Data extracts:
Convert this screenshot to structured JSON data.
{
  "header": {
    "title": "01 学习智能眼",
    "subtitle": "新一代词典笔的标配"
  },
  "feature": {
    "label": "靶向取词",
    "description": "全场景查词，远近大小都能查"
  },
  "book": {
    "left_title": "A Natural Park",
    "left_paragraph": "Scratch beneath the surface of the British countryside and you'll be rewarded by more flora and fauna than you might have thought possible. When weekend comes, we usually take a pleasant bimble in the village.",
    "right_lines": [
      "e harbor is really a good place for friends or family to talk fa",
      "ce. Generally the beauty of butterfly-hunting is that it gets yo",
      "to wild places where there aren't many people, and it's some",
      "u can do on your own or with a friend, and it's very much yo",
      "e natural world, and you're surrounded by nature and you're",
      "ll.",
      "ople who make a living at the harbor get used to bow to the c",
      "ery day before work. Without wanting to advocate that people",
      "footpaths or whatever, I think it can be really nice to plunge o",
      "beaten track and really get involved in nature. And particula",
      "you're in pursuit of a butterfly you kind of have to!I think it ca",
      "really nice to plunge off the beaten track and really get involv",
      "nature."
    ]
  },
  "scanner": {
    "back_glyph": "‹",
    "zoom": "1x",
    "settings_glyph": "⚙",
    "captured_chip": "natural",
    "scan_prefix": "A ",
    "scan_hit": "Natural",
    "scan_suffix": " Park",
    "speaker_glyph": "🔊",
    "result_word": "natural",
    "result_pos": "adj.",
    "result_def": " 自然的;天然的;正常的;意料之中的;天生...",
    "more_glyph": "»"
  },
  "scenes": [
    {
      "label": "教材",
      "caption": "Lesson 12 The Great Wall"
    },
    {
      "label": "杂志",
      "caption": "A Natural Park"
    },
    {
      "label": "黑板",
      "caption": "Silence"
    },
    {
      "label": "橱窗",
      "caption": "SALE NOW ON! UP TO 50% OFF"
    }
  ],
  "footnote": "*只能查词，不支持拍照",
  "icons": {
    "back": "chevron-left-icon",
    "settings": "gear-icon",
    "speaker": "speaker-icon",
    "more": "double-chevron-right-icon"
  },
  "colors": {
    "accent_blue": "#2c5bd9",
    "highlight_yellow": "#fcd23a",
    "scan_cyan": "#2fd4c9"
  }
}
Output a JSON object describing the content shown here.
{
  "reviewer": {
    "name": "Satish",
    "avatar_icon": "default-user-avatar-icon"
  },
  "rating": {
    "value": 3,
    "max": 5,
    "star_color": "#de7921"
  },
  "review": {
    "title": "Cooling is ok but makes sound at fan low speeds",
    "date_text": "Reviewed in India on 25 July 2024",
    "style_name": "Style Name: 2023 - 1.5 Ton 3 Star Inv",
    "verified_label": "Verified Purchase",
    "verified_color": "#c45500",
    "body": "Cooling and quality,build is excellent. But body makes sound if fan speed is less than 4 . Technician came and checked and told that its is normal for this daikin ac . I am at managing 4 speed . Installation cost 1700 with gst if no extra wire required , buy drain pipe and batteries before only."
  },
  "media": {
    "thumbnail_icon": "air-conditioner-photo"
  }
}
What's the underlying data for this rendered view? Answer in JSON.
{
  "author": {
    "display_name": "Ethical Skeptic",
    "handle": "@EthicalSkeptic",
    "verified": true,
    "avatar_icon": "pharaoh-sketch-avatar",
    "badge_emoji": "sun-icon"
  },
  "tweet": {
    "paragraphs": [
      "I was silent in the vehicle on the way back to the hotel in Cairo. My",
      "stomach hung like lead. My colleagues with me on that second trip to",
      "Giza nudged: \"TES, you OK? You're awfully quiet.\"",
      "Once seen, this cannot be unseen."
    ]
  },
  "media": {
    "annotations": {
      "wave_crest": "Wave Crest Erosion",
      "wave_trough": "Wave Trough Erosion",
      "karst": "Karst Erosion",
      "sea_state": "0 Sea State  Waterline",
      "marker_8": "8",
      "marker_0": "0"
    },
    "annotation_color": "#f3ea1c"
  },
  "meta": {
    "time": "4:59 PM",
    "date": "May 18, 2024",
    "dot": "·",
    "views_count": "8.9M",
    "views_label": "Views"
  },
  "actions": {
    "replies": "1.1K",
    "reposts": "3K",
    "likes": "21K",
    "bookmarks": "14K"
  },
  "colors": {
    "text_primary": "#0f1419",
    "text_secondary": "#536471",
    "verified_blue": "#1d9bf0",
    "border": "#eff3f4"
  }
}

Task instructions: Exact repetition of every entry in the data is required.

Solved exercise:
Convert this screenshot to structured JSON data.
{
  "header": {
    "title": "01 学习智能眼",
    "subtitle": "新一代词典笔的标配"
  },
  "feature": {
    "label": "靶向取词",
    "description": "全场景查词，远近大小都能查"
  },
  "book": {
    "left_title": "A Natural Park",
    "left_paragraph": "Scratch beneath the surface of the British countryside and you'll be rewarded by more flora and fauna than you might have thought possible. When weekend comes, we usually take a pleasant bimble in the village.",
    "right_lines": [
      "e harbor is really a good place for friends or family to talk fa",
      "ce. Generally the beauty of butterfly-hunting is that it gets yo",
      "to wild places where there aren't many people, and it's some",
      "u can do on your own or with a friend, and it's very much yo",
      "e natural world, and you're surrounded by nature and you're",
      "ll.",
      "ople who make a living at the harbor get used to bow to the c",
      "ery day before work. Without wanting to advocate that people",
      "footpaths or whatever, I think it can be really nice to plunge o",
      "beaten track and really get involved in nature. And particula",
      "you're in pursuit of a butterfly you kind of have to!I think it ca",
      "really nice to plunge off the beaten track and really get involv",
      "nature."
    ]
  },
  "scanner": {
    "back_glyph": "‹",
    "zoom": "1x",
    "settings_glyph": "⚙",
    "captured_chip": "natural",
    "scan_prefix": "A ",
    "scan_hit": "Natural",
    "scan_suffix": " Park",
    "speaker_glyph": "🔊",
    "result_word": "natural",
    "result_pos": "adj.",
    "result_def": " 自然的;天然的;正常的;意料之中的;天生...",
    "more_glyph": "»"
  },
  "scenes": [
    {
      "label": "教材",
      "caption": "Lesson 12 The Great Wall"
    },
    {
      "label": "杂志",
      "caption": "A Natural Park"
    },
    {
      "label": "黑板",
      "caption": "Silence"
    },
    {
      "label": "橱窗",
      "caption": "SALE NOW ON! UP TO 50% OFF"
    }
  ],
  "footnote": "*只能查词，不支持拍照",
  "icons": {
    "back": "chevron-left-icon",
    "settings": "gear-icon",
    "speaker": "speaker-icon",
    "more": "double-chevron-right-icon"
  },
  "colors": {
    "accent_blue": "#2c5bd9",
    "highlight_yellow": "#fcd23a",
    "scan_cyan": "#2fd4c9"
  }
}
Output a JSON object describing the content shown here.
{
  "reviewer": {
    "name": "Satish",
    "avatar_icon": "default-user-avatar-icon"
  },
  "rating": {
    "value": 3,
    "max": 5,
    "star_color": "#de7921"
  },
  "review": {
    "title": "Cooling is ok but makes sound at fan low speeds",
    "date_text": "Reviewed in India on 25 July 2024",
    "style_name": "Style Name: 2023 - 1.5 Ton 3 Star Inv",
    "verified_label": "Verified Purchase",
    "verified_color": "#c45500",
    "body": "Cooling and quality,build is excellent. But body makes sound if fan speed is less than 4 . Technician came and checked and told that its is normal for this daikin ac . I am at managing 4 speed . Installation cost 1700 with gst if no extra wire required , buy drain pipe and batteries before only."
  },
  "media": {
    "thumbnail_icon": "air-conditioner-photo"
  }
}
What's the underlying data for this rendered view? Answer in JSON.
{
  "author": {
    "display_name": "Ethical Skeptic",
    "handle": "@EthicalSkeptic",
    "verified": true,
    "avatar_icon": "pharaoh-sketch-avatar",
    "badge_emoji": "sun-icon"
  },
  "tweet": {
    "paragraphs": [
      "I was silent in the vehicle on the way back to the hotel in Cairo. My",
      "stomach hung like lead. My colleagues with me on that second trip to",
      "Giza nudged: \"TES, you OK? You're awfully quiet.\"",
      "Once seen, this cannot be unseen."
    ]
  },
  "media": {
    "annotations": {
      "wave_crest": "Wave Crest Erosion",
      "wave_trough": "Wave Trough Erosion",
      "karst": "Karst Erosion",
      "sea_state": "0 Sea State  Waterline",
      "marker_8": "8",
      "marker_0": "0"
    },
    "annotation_color": "#f3ea1c"
  },
  "meta": {
    "time": "4:59 PM",
    "date": "May 18, 2024",
    "dot": "·",
    "views_count": "8.9M",
    "views_label": "Views"
  },
  "actions": {
    "replies": "1.1K",
    "reposts": "3K",
    "likes": "21K",
    "bookmarks": "14K"
  },
  "colors": {
    "text_primary": "#0f1419",
    "text_secondary": "#536471",
    "verified_blue": "#1d9bf0",
    "border": "#eff3f4"
  }
}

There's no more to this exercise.